TASK REQUIREMENTS:
Tally the lines in the following entries that include the word "username"; state only the total.

PROVIDED RECORDS:
---+---

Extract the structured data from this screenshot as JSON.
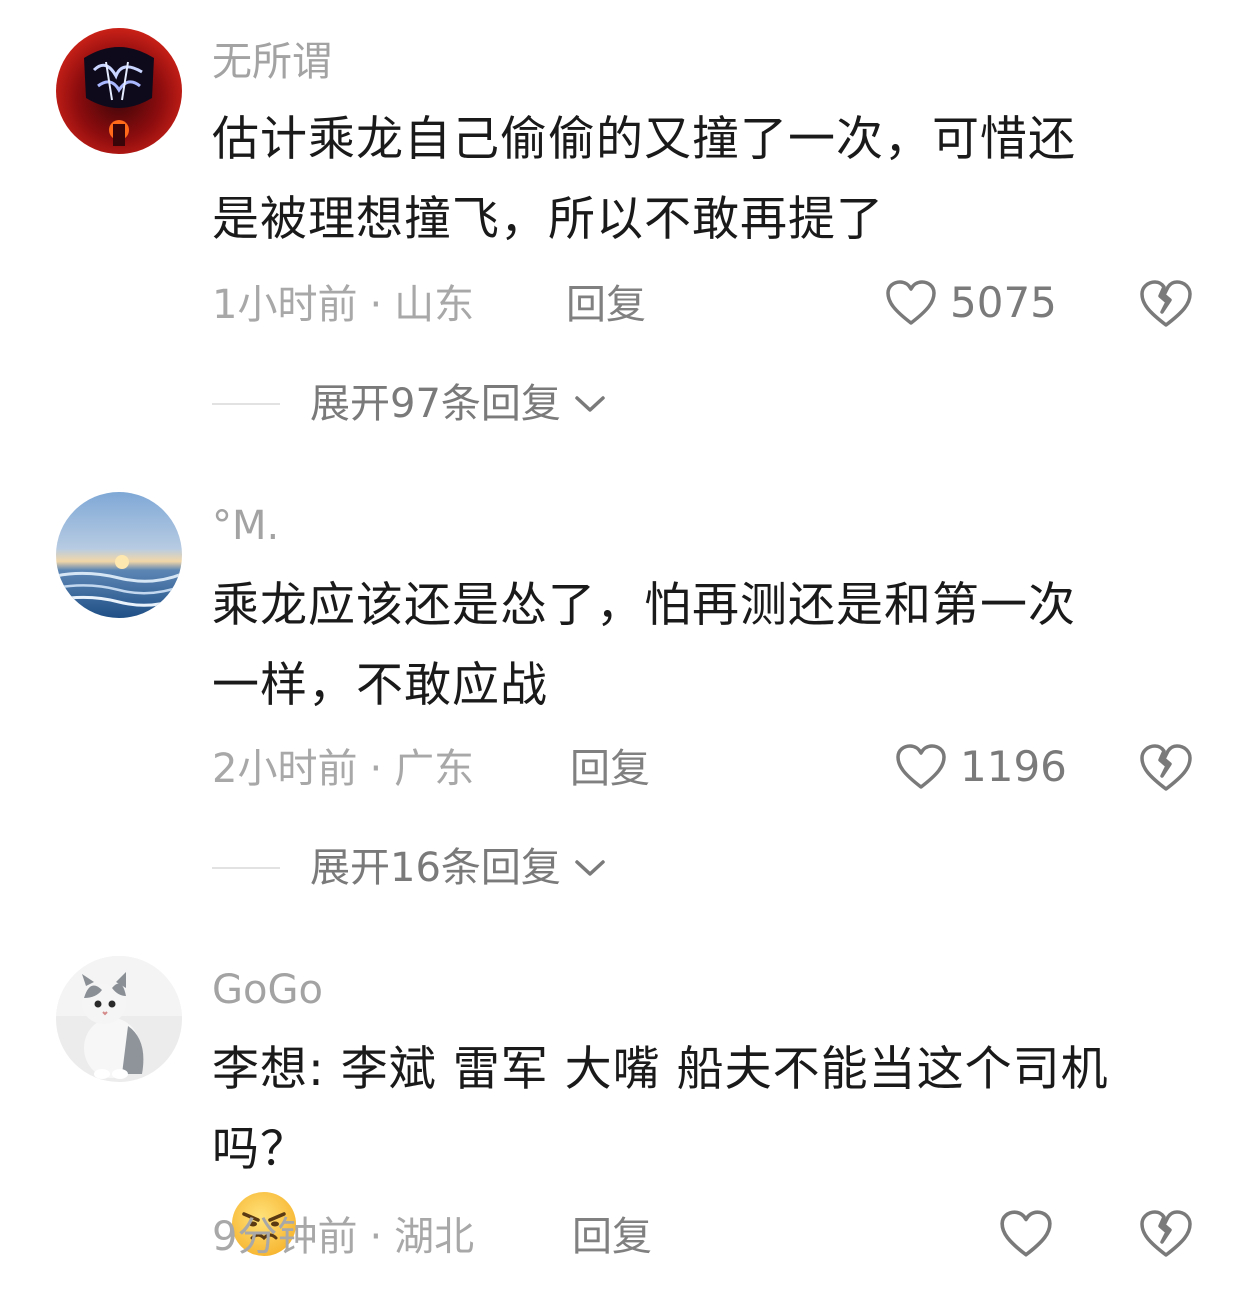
{
  "comments": [
    {
      "username": "无所谓",
      "lines": [
        "估计乘龙自己偷偷的又撞了一次，可惜还",
        "是被理想撞飞，所以不敢再提了"
      ],
      "time": "1小时前",
      "separator": "·",
      "location": "山东",
      "reply_label": "回复",
      "like_count": "5075",
      "expand_label": "展开97条回复",
      "avatar_icon": "dark-red-flame-avatar"
    },
    {
      "username": "°M.",
      "lines": [
        "乘龙应该还是怂了，怕再测还是和第一次",
        "一样，不敢应战"
      ],
      "time": "2小时前",
      "separator": "·",
      "location": "广东",
      "reply_label": "回复",
      "like_count": "1196",
      "expand_label": "展开16条回复",
      "avatar_icon": "ocean-sunset-avatar"
    },
    {
      "username": "GoGo",
      "lines": [
        "李想: 李斌 雷军 大嘴 船夫不能当这个司机",
        "吗？"
      ],
      "time": "9分钟前",
      "separator": "·",
      "location": "湖北",
      "reply_label": "回复",
      "like_count": "",
      "avatar_icon": "grey-white-kitten-avatar",
      "emoji_icon": "annoyed-face-emoji"
    }
  ],
  "colors": {
    "username": "#a3a3a3",
    "body": "#1a1a1a",
    "meta": "#a8a8a8",
    "action": "#7a7a7a",
    "divider": "#e2e2e2"
  },
  "icons": {
    "like": "heart-outline-icon",
    "dislike": "broken-heart-icon",
    "expand": "chevron-down-icon"
  }
}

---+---

REPLY:
4